“Why is it hard to just leave when we are old enough to give what it takes, and young enough to give up what it takes?”
We both had a bit of money saved up. We could pay for it. Neither of us had any huge obligations. We would just have to quit our jobs and sell our apartments. This was the only time in our lives when we would be in a position to simply do this. The value of an hour lived fully cannot be given a number. Traveling we could make the hours infinitely invaluable.
I remember holding him close, for the first time feeling a spark of hope in my heart, that maybe, just maybe, I could really have him. Not borrow him for a while but really have him and stay with him.
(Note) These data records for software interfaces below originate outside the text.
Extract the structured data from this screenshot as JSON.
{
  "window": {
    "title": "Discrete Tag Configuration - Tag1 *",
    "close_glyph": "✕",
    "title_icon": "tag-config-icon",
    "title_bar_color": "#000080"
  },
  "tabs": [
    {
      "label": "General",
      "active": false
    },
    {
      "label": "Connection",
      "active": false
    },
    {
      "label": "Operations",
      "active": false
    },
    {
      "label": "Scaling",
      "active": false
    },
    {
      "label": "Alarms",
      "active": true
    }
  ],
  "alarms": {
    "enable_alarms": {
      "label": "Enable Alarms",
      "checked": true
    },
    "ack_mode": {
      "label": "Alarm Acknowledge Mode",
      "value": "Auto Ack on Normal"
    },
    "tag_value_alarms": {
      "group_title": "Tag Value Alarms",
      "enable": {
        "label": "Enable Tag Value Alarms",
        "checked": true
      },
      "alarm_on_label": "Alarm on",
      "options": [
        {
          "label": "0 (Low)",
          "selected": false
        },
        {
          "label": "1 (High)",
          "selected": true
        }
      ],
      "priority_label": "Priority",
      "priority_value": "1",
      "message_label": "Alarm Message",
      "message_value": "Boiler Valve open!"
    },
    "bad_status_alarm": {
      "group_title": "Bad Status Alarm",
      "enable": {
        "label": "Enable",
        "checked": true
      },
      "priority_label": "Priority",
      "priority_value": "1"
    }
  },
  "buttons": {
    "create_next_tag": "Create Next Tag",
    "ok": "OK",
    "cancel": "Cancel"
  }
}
It seemed unreal at first but we started planning the leave. I gave out my three-month notice for my apartment and Alex gave out his as well. After having been apart for another two excruciating months he flew into Copenhagen with a small bag holding almost everything he owned. The rest was shipped to his parents in Cleveland or mercilessly sold on Craigslist. He stayed with me in my apartment in Copenhagen for a month, working his online research job while I was working full time as a substitute nurse in the closed psych ward. Even though Copenhagen was too cold for his taste, he seemed to like it and again it almost felt like we lived together for a while. Technically we did, because Alex was now per definition homeless with a home address at his parents place in Cleveland. When the month was up I went back to America with him, for the first time going to Ohio. For two weeks we lived in his parents house and I adored his loving family and three cool brothers. The last time I left him was the most painful ever. We had both met each other’s families and we had already planned to go traveling for the sake of being together. Everything was planned out and we only had to get through another two months of distance before our final departure date. Maybe that is why it hurt worse than ever. He was at that point an extension of myself: my love and my home. Getting onto the Megabus to New York City I noticed that Alex’s grand mom had put a box of Kleenex in my snack bag. I sent her a mental ‘thank you’ as I broke down in tears, only comforted by the fact that I would never have to leave him again after that. Hopefully. If the world is kind.